Neuromyelitis optica spectrum disorder (NMOSD) is a relapsing disease predominately affecting the optic nerves and spinal cord. Patients with NMOSD may experience visual and neurological deficits that can lead to blindness and paralysis. However, little is reported about the cumulative impact of relapses on visual acuity and recovery.
A retrospective, observational cohort analysis was conducted to assess the impact of relapses on visual acuity and neurological disability in patients with anti-aquaporin-4 immunoglobulin G-positive (AQP4+) NMOSD.
Patients with AQP4+ NMOSD in the University of Utah healthcare system were identified. Electronic data (health status, physician notes, AQP4+ status, NMOSD diagnosis, and other key patient data) were extracted from the Enterprise Data Warehouse and confirmed via medical chart reviews.
The analysis included 47 patients with AQP4+ NMOSD (mean age at diagnosis: 46 years; female: 75%, white: 70%; median [minimum, maximum] follow-up time: 3.6 [0.0, 11.4] years). At enrollment, 25 patients (53%) had optic neuritis, 15 (32%) had transverse myelitis, and 7 (15%) had a mixed or unknown presentation. Of the 47 patients, 14 experienced a total of 26 relapses, and 33 did not relapse.
Baseline visual acuity was assessed in a subset of symptomatic patients. Data were available for 9 relapsing and 23 nonrelapsing patients. At baseline, 28% of patients had bad eyesight (20/150-no light perception). From baseline to last follow-up, the proportion of patients with bad eyesight increased from 21% to 29% in relapsing patients and decreased from 30% to 24% in nonrelapsing patients.
Neurological disability was assessed via the modified Rankin Scale (mRS). Pre-enrollment mean (standard deviation [SD]) mRS values were similar in relapsing (1.50 [1.22]) and nonrelapsing patients (1.42 [1.39]). At the last visit, the mean (SD) mRS value in relapsing patients was 3.43 (1.79), which was 1.49-fold higher than the mean mRS value in nonrelapsing patients.

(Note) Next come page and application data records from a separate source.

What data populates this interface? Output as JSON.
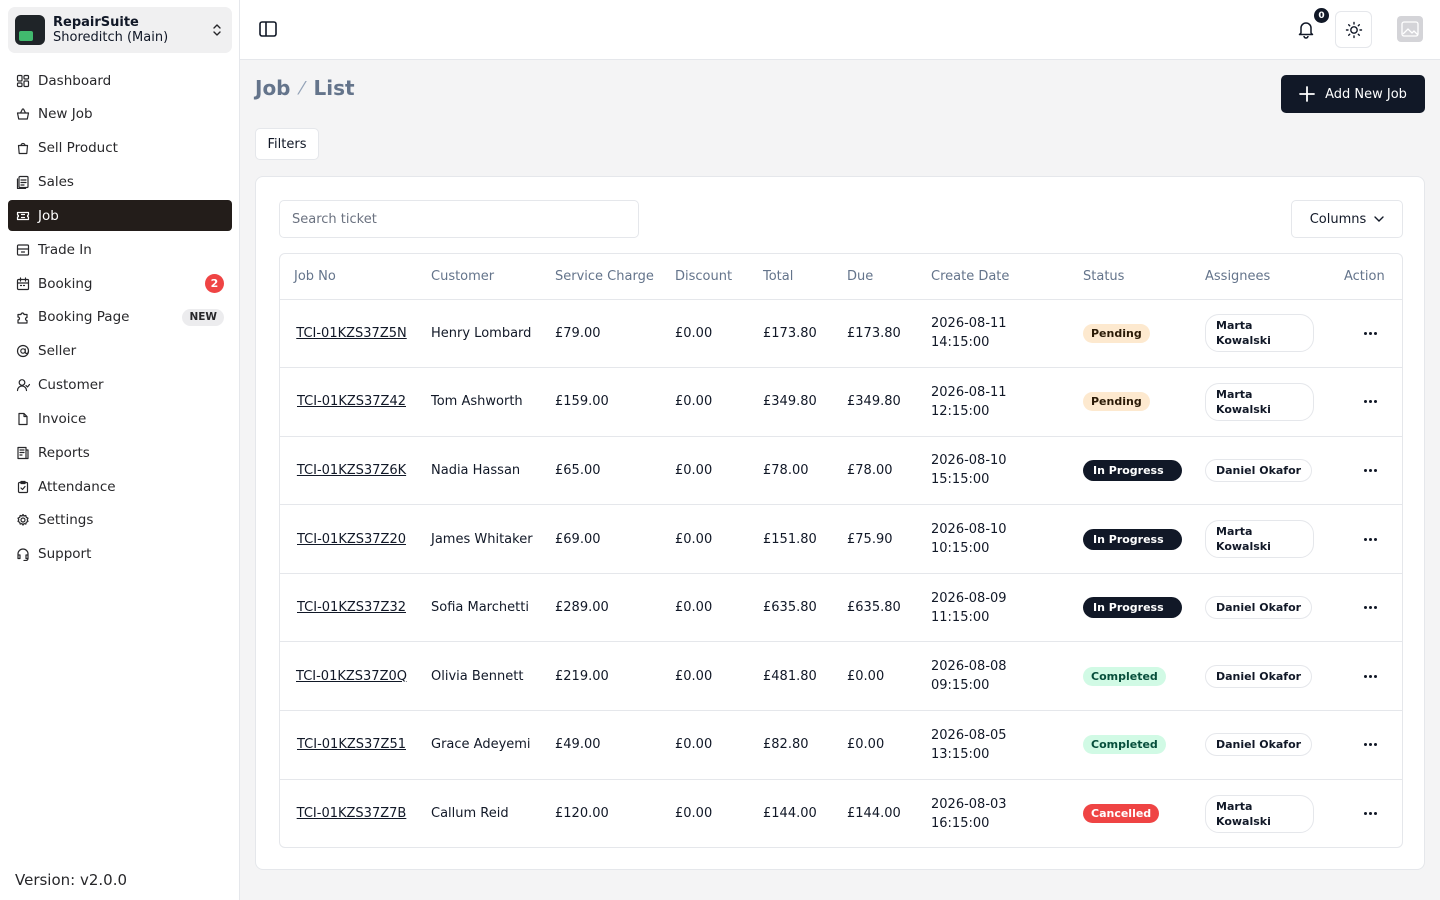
{
  "store": {
    "name": "RepairSuite",
    "branch": "Shoreditch (Main)"
  },
  "nav": [
    {
      "label": "Dashboard",
      "icon": "dashboard-icon"
    },
    {
      "label": "New Job",
      "icon": "basket-icon"
    },
    {
      "label": "Sell Product",
      "icon": "shopping-bag-icon"
    },
    {
      "label": "Sales",
      "icon": "receipt-stack-icon"
    },
    {
      "label": "Job",
      "icon": "ticket-icon",
      "active": true
    },
    {
      "label": "Trade In",
      "icon": "archive-icon"
    },
    {
      "label": "Booking",
      "icon": "calendar-icon",
      "badge": "2"
    },
    {
      "label": "Booking Page",
      "icon": "puzzle-icon",
      "tag": "NEW"
    },
    {
      "label": "Seller",
      "icon": "at-sign-icon"
    },
    {
      "label": "Customer",
      "icon": "user-icon"
    },
    {
      "label": "Invoice",
      "icon": "file-icon"
    },
    {
      "label": "Reports",
      "icon": "report-icon"
    },
    {
      "label": "Attendance",
      "icon": "clipboard-check-icon"
    },
    {
      "label": "Settings",
      "icon": "gear-icon"
    },
    {
      "label": "Support",
      "icon": "headset-icon"
    }
  ],
  "version": "Version: v2.0.0",
  "topbar": {
    "notification_count": "0"
  },
  "breadcrumb": {
    "section": "Job",
    "page": "List"
  },
  "actions": {
    "add_label": "Add New Job",
    "filters_label": "Filters",
    "columns_label": "Columns"
  },
  "search": {
    "placeholder": "Search ticket"
  },
  "table": {
    "headers": [
      "Job No",
      "Customer",
      "Service Charge",
      "Discount",
      "Total",
      "Due",
      "Create Date",
      "Status",
      "Assignees",
      "Action"
    ],
    "rows": [
      {
        "job_no": "TCI-01KZS37Z5N",
        "customer": "Henry Lombard",
        "service_charge": "£79.00",
        "discount": "£0.00",
        "total": "£173.80",
        "due": "£173.80",
        "create_date": "2026-08-11 14:15:00",
        "status": "Pending",
        "assignee": "Marta Kowalski"
      },
      {
        "job_no": "TCI-01KZS37Z42",
        "customer": "Tom Ashworth",
        "service_charge": "£159.00",
        "discount": "£0.00",
        "total": "£349.80",
        "due": "£349.80",
        "create_date": "2026-08-11 12:15:00",
        "status": "Pending",
        "assignee": "Marta Kowalski"
      },
      {
        "job_no": "TCI-01KZS37Z6K",
        "customer": "Nadia Hassan",
        "service_charge": "£65.00",
        "discount": "£0.00",
        "total": "£78.00",
        "due": "£78.00",
        "create_date": "2026-08-10 15:15:00",
        "status": "In Progress",
        "assignee": "Daniel Okafor"
      },
      {
        "job_no": "TCI-01KZS37Z20",
        "customer": "James Whitaker",
        "service_charge": "£69.00",
        "discount": "£0.00",
        "total": "£151.80",
        "due": "£75.90",
        "create_date": "2026-08-10 10:15:00",
        "status": "In Progress",
        "assignee": "Marta Kowalski"
      },
      {
        "job_no": "TCI-01KZS37Z32",
        "customer": "Sofia Marchetti",
        "service_charge": "£289.00",
        "discount": "£0.00",
        "total": "£635.80",
        "due": "£635.80",
        "create_date": "2026-08-09 11:15:00",
        "status": "In Progress",
        "assignee": "Daniel Okafor"
      },
      {
        "job_no": "TCI-01KZS37Z0Q",
        "customer": "Olivia Bennett",
        "service_charge": "£219.00",
        "discount": "£0.00",
        "total": "£481.80",
        "due": "£0.00",
        "create_date": "2026-08-08 09:15:00",
        "status": "Completed",
        "assignee": "Daniel Okafor"
      },
      {
        "job_no": "TCI-01KZS37Z51",
        "customer": "Grace Adeyemi",
        "service_charge": "£49.00",
        "discount": "£0.00",
        "total": "£82.80",
        "due": "£0.00",
        "create_date": "2026-08-05 13:15:00",
        "status": "Completed",
        "assignee": "Daniel Okafor"
      },
      {
        "job_no": "TCI-01KZS37Z7B",
        "customer": "Callum Reid",
        "service_charge": "£120.00",
        "discount": "£0.00",
        "total": "£144.00",
        "due": "£144.00",
        "create_date": "2026-08-03 16:15:00",
        "status": "Cancelled",
        "assignee": "Marta Kowalski"
      }
    ]
  },
  "colors": {
    "accent": "#111827",
    "active_nav": "#231d1a",
    "badge": "#ef4444",
    "pending": "#fde9cf",
    "completed": "#d1fae5",
    "cancelled": "#ef4444"
  }
}
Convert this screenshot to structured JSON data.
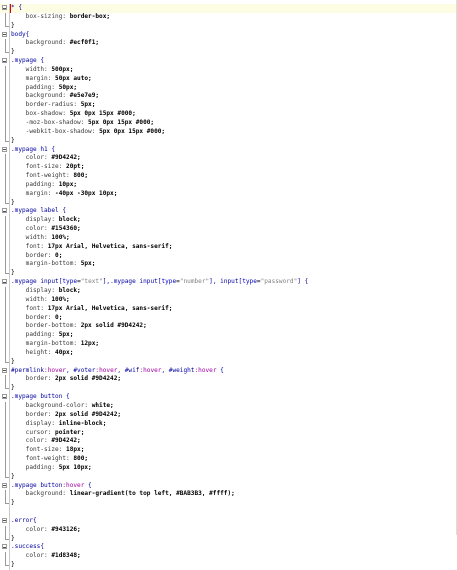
{
  "editor": {
    "lines": [
      {
        "fold": "start",
        "tokens": [
          {
            "t": "* {",
            "c": "sel"
          }
        ]
      },
      {
        "fold": "mid",
        "tokens": [
          {
            "t": "    box-sizing: ",
            "c": "prop"
          },
          {
            "t": "border-box;",
            "c": "val"
          }
        ]
      },
      {
        "fold": "end",
        "tokens": [
          {
            "t": "}",
            "c": "punct"
          }
        ]
      },
      {
        "fold": "start",
        "tokens": [
          {
            "t": "body{",
            "c": "sel"
          }
        ]
      },
      {
        "fold": "mid",
        "tokens": [
          {
            "t": "    background: ",
            "c": "prop"
          },
          {
            "t": "#ecf0f1;",
            "c": "val"
          }
        ]
      },
      {
        "fold": "end",
        "tokens": [
          {
            "t": "}",
            "c": "punct"
          }
        ]
      },
      {
        "fold": "start",
        "tokens": [
          {
            "t": ".mypage {",
            "c": "sel"
          }
        ]
      },
      {
        "fold": "mid",
        "tokens": [
          {
            "t": "    width: ",
            "c": "prop"
          },
          {
            "t": "500px;",
            "c": "val"
          }
        ]
      },
      {
        "fold": "mid",
        "tokens": [
          {
            "t": "    margin: ",
            "c": "prop"
          },
          {
            "t": "50px auto;",
            "c": "val"
          }
        ]
      },
      {
        "fold": "mid",
        "tokens": [
          {
            "t": "    padding: ",
            "c": "prop"
          },
          {
            "t": "50px;",
            "c": "val"
          }
        ]
      },
      {
        "fold": "mid",
        "tokens": [
          {
            "t": "    background: ",
            "c": "prop"
          },
          {
            "t": "#e5e7e9;",
            "c": "val"
          }
        ]
      },
      {
        "fold": "mid",
        "tokens": [
          {
            "t": "    border-radius: ",
            "c": "prop"
          },
          {
            "t": "5px;",
            "c": "val"
          }
        ]
      },
      {
        "fold": "mid",
        "tokens": [
          {
            "t": "    box-shadow: ",
            "c": "prop"
          },
          {
            "t": "5px 0px 15px #000;",
            "c": "val"
          }
        ]
      },
      {
        "fold": "mid",
        "tokens": [
          {
            "t": "    -moz-box-shadow: ",
            "c": "prop"
          },
          {
            "t": "5px 0px 15px #000;",
            "c": "val"
          }
        ]
      },
      {
        "fold": "mid",
        "tokens": [
          {
            "t": "    -webkit-box-shadow: ",
            "c": "prop"
          },
          {
            "t": "5px 0px 15px #000;",
            "c": "val"
          }
        ]
      },
      {
        "fold": "end",
        "tokens": [
          {
            "t": "}",
            "c": "punct"
          }
        ]
      },
      {
        "fold": "start",
        "tokens": [
          {
            "t": ".mypage h1 {",
            "c": "sel"
          }
        ]
      },
      {
        "fold": "mid",
        "tokens": [
          {
            "t": "    color: ",
            "c": "prop"
          },
          {
            "t": "#9D4242;",
            "c": "val"
          }
        ]
      },
      {
        "fold": "mid",
        "tokens": [
          {
            "t": "    font-size: ",
            "c": "prop"
          },
          {
            "t": "20pt;",
            "c": "val"
          }
        ]
      },
      {
        "fold": "mid",
        "tokens": [
          {
            "t": "    font-weight: ",
            "c": "prop"
          },
          {
            "t": "800;",
            "c": "val"
          }
        ]
      },
      {
        "fold": "mid",
        "tokens": [
          {
            "t": "    padding: ",
            "c": "prop"
          },
          {
            "t": "10px;",
            "c": "val"
          }
        ]
      },
      {
        "fold": "mid",
        "tokens": [
          {
            "t": "    margin: ",
            "c": "prop"
          },
          {
            "t": "-40px -30px 10px;",
            "c": "val"
          }
        ]
      },
      {
        "fold": "end",
        "tokens": [
          {
            "t": "}",
            "c": "punct"
          }
        ]
      },
      {
        "fold": "start",
        "tokens": [
          {
            "t": ".mypage label {",
            "c": "sel"
          }
        ]
      },
      {
        "fold": "mid",
        "tokens": [
          {
            "t": "    display: ",
            "c": "prop"
          },
          {
            "t": "block;",
            "c": "val"
          }
        ]
      },
      {
        "fold": "mid",
        "tokens": [
          {
            "t": "    color: ",
            "c": "prop"
          },
          {
            "t": "#154360;",
            "c": "val"
          }
        ]
      },
      {
        "fold": "mid",
        "tokens": [
          {
            "t": "    width: ",
            "c": "prop"
          },
          {
            "t": "100%;",
            "c": "val"
          }
        ]
      },
      {
        "fold": "mid",
        "tokens": [
          {
            "t": "    font: ",
            "c": "prop"
          },
          {
            "t": "17px Arial, Helvetica, sans-serif;",
            "c": "val"
          }
        ]
      },
      {
        "fold": "mid",
        "tokens": [
          {
            "t": "    border: ",
            "c": "prop"
          },
          {
            "t": "0;",
            "c": "val"
          }
        ]
      },
      {
        "fold": "mid",
        "tokens": [
          {
            "t": "    margin-bottom: ",
            "c": "prop"
          },
          {
            "t": "5px;",
            "c": "val"
          }
        ]
      },
      {
        "fold": "end",
        "tokens": [
          {
            "t": "}",
            "c": "punct"
          }
        ]
      },
      {
        "fold": "start",
        "tokens": [
          {
            "t": ".mypage input[",
            "c": "sel"
          },
          {
            "t": "type",
            "c": "kw"
          },
          {
            "t": "=",
            "c": "punct"
          },
          {
            "t": "\"text\"",
            "c": "str"
          },
          {
            "t": "],.mypage input[",
            "c": "sel"
          },
          {
            "t": "type",
            "c": "kw"
          },
          {
            "t": "=",
            "c": "punct"
          },
          {
            "t": "\"number\"",
            "c": "str"
          },
          {
            "t": "], input[",
            "c": "sel"
          },
          {
            "t": "type",
            "c": "kw"
          },
          {
            "t": "=",
            "c": "punct"
          },
          {
            "t": "\"password\"",
            "c": "str"
          },
          {
            "t": "] {",
            "c": "sel"
          }
        ]
      },
      {
        "fold": "mid",
        "tokens": [
          {
            "t": "    display: ",
            "c": "prop"
          },
          {
            "t": "block;",
            "c": "val"
          }
        ]
      },
      {
        "fold": "mid",
        "tokens": [
          {
            "t": "    width: ",
            "c": "prop"
          },
          {
            "t": "100%;",
            "c": "val"
          }
        ]
      },
      {
        "fold": "mid",
        "tokens": [
          {
            "t": "    font: ",
            "c": "prop"
          },
          {
            "t": "17px Arial, Helvetica, sans-serif;",
            "c": "val"
          }
        ]
      },
      {
        "fold": "mid",
        "tokens": [
          {
            "t": "    border: ",
            "c": "prop"
          },
          {
            "t": "0;",
            "c": "val"
          }
        ]
      },
      {
        "fold": "mid",
        "tokens": [
          {
            "t": "    border-bottom: ",
            "c": "prop"
          },
          {
            "t": "2px solid #9D4242;",
            "c": "val"
          }
        ]
      },
      {
        "fold": "mid",
        "tokens": [
          {
            "t": "    padding: ",
            "c": "prop"
          },
          {
            "t": "5px;",
            "c": "val"
          }
        ]
      },
      {
        "fold": "mid",
        "tokens": [
          {
            "t": "    margin-bottom: ",
            "c": "prop"
          },
          {
            "t": "12px;",
            "c": "val"
          }
        ]
      },
      {
        "fold": "mid",
        "tokens": [
          {
            "t": "    height: ",
            "c": "prop"
          },
          {
            "t": "40px;",
            "c": "val"
          }
        ]
      },
      {
        "fold": "end",
        "tokens": [
          {
            "t": "}",
            "c": "punct"
          }
        ]
      },
      {
        "fold": "start",
        "tokens": [
          {
            "t": "#permlink",
            "c": "sel"
          },
          {
            "t": ":hover",
            "c": "pseudo"
          },
          {
            "t": ", #voter",
            "c": "sel"
          },
          {
            "t": ":hover",
            "c": "pseudo"
          },
          {
            "t": ", #wif",
            "c": "sel"
          },
          {
            "t": ":hover",
            "c": "pseudo"
          },
          {
            "t": ", #weight",
            "c": "sel"
          },
          {
            "t": ":hover",
            "c": "pseudo"
          },
          {
            "t": " {",
            "c": "sel"
          }
        ]
      },
      {
        "fold": "mid",
        "tokens": [
          {
            "t": "    border: ",
            "c": "prop"
          },
          {
            "t": "2px solid #9D4242;",
            "c": "val"
          }
        ]
      },
      {
        "fold": "end",
        "tokens": [
          {
            "t": "}",
            "c": "punct"
          }
        ]
      },
      {
        "fold": "start",
        "tokens": [
          {
            "t": ".mypage button {",
            "c": "sel"
          }
        ]
      },
      {
        "fold": "mid",
        "tokens": [
          {
            "t": "    background-color: ",
            "c": "prop"
          },
          {
            "t": "white;",
            "c": "val"
          }
        ]
      },
      {
        "fold": "mid",
        "tokens": [
          {
            "t": "    border: ",
            "c": "prop"
          },
          {
            "t": "2px solid #9D4242;",
            "c": "val"
          }
        ]
      },
      {
        "fold": "mid",
        "tokens": [
          {
            "t": "    display: ",
            "c": "prop"
          },
          {
            "t": "inline-block;",
            "c": "val"
          }
        ]
      },
      {
        "fold": "mid",
        "tokens": [
          {
            "t": "    cursor: ",
            "c": "prop"
          },
          {
            "t": "pointer;",
            "c": "val"
          }
        ]
      },
      {
        "fold": "mid",
        "tokens": [
          {
            "t": "    color: ",
            "c": "prop"
          },
          {
            "t": "#9D4242;",
            "c": "val"
          }
        ]
      },
      {
        "fold": "mid",
        "tokens": [
          {
            "t": "    font-size: ",
            "c": "prop"
          },
          {
            "t": "18px;",
            "c": "val"
          }
        ]
      },
      {
        "fold": "mid",
        "tokens": [
          {
            "t": "    font-weight: ",
            "c": "prop"
          },
          {
            "t": "800;",
            "c": "val"
          }
        ]
      },
      {
        "fold": "mid",
        "tokens": [
          {
            "t": "    padding: ",
            "c": "prop"
          },
          {
            "t": "5px 10px;",
            "c": "val"
          }
        ]
      },
      {
        "fold": "end",
        "tokens": [
          {
            "t": "}",
            "c": "punct"
          }
        ]
      },
      {
        "fold": "start",
        "tokens": [
          {
            "t": ".mypage button",
            "c": "sel"
          },
          {
            "t": ":hover",
            "c": "pseudo"
          },
          {
            "t": " {",
            "c": "sel"
          }
        ]
      },
      {
        "fold": "mid",
        "tokens": [
          {
            "t": "    background: ",
            "c": "prop"
          },
          {
            "t": "linear-gradient(to top left, #BAB3B3, #ffff);",
            "c": "val"
          }
        ]
      },
      {
        "fold": "end",
        "tokens": [
          {
            "t": "}",
            "c": "punct"
          }
        ]
      },
      {
        "fold": "none",
        "tokens": []
      },
      {
        "fold": "start",
        "tokens": [
          {
            "t": ".error{",
            "c": "sel"
          }
        ]
      },
      {
        "fold": "mid",
        "tokens": [
          {
            "t": "    color: ",
            "c": "prop"
          },
          {
            "t": "#943126;",
            "c": "val"
          }
        ]
      },
      {
        "fold": "end",
        "tokens": [
          {
            "t": "}",
            "c": "punct"
          }
        ]
      },
      {
        "fold": "start",
        "tokens": [
          {
            "t": ".success{",
            "c": "sel"
          }
        ]
      },
      {
        "fold": "mid",
        "tokens": [
          {
            "t": "    color: ",
            "c": "prop"
          },
          {
            "t": "#1d8348;",
            "c": "val"
          }
        ]
      },
      {
        "fold": "end",
        "tokens": [
          {
            "t": "}",
            "c": "punct"
          }
        ]
      }
    ]
  }
}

In this cohort of patients with AQP4+ NMOSD, the proportion of relapsing patients with bad eyesight increased over time, but the proportion of nonrelapsing patients with bad eyesight decreased. Per the mRS, relapsing patients also experienced increased neurological disability when compared with nonrelapsing patients. Treatment strategies that reduce the risk of relapse should be considered to prevent progression of these deficits in patients with NMOSD.